Just as baby showers are thrown for expectant mothers, some authors do book launches with all the bells and whistles. My friend, Shirley Corder, did one this past Saturday for her new non-fiction release, God in Africa. Which reminds me, ten authors with ties to Africa (fiction and non-fiction) are throwing their own Facebook party at the end of the month to celebrate books set in Africa. We’d love you to join us on our Africa Book Safari. If you’re unable to join on that hyperlink, please let me know and I’ll invite you.
Of course, all celebrations, be it weddings, birthday parties, baby showers, or book launches, start with an invitation and then a whole lot of preparation.
Often mothers struggle with a fear of loving a new baby. I know I did with my second pregnancy. I kept thinking, “How am I going to love another child as much as I love the one I have?” Thankfully, God has given us an incredible capacity to love, and I fell in love all over again the moment my second child was born.
I’m certain many writers struggle with this “love” problem too. I do. Sad to let characters go to start a new book. Can I love this hero or heroine as much as I did the previous one? Once again, this capacity to love comes into play, and we quickly learn to adore our new heroes and heroines as much as we did the previous ones.
Finally, birthing a baby comes with a lot of pain, sweat, and tears. Labor definitely is the correct word for bringing a child into the world. The same can be said for birthing a book. There’s a lot of pain, sweat, and very often tears that go into the words a writer pens. And yes, a LOT of hard work—labor—to get those words down and the story written. But oh, what a feeling when you hold that newborn [book]baby in your hands! I’ll be honest, not quite like holding a child or grandchild, but still a pretty good feeling. And like a new mother, you’re left wondering what mark your “baby” will leave on this world.

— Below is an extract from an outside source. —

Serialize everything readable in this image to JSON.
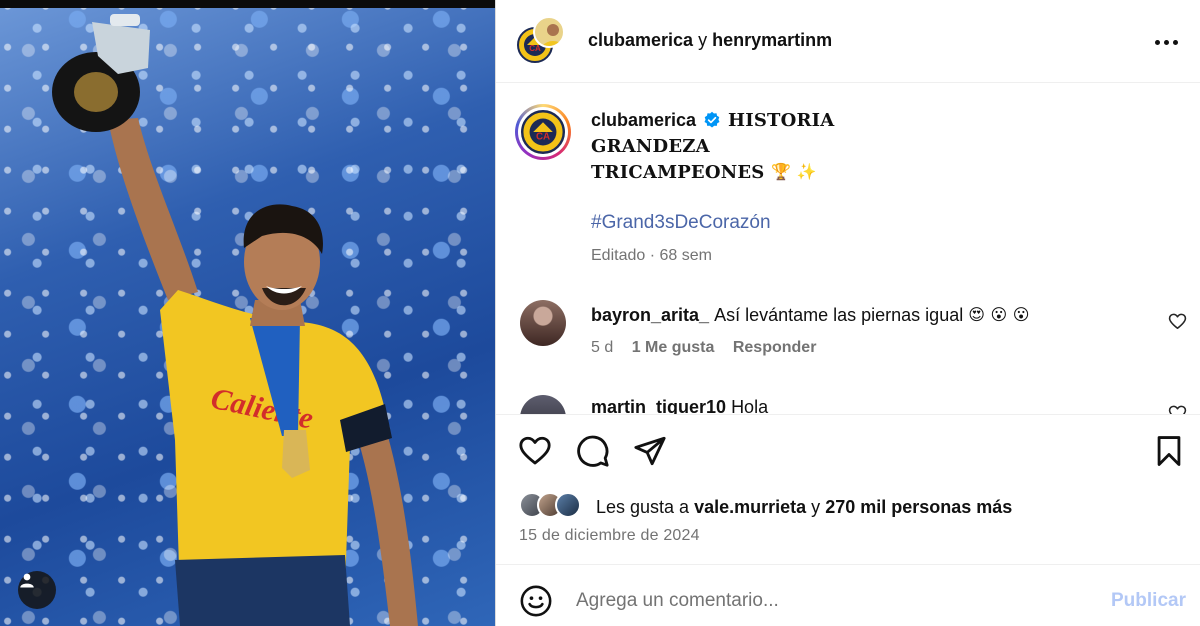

PS. My next book baby, Accept Me (Book 7 in the Chapel Cove Romances), will release in December…sometime.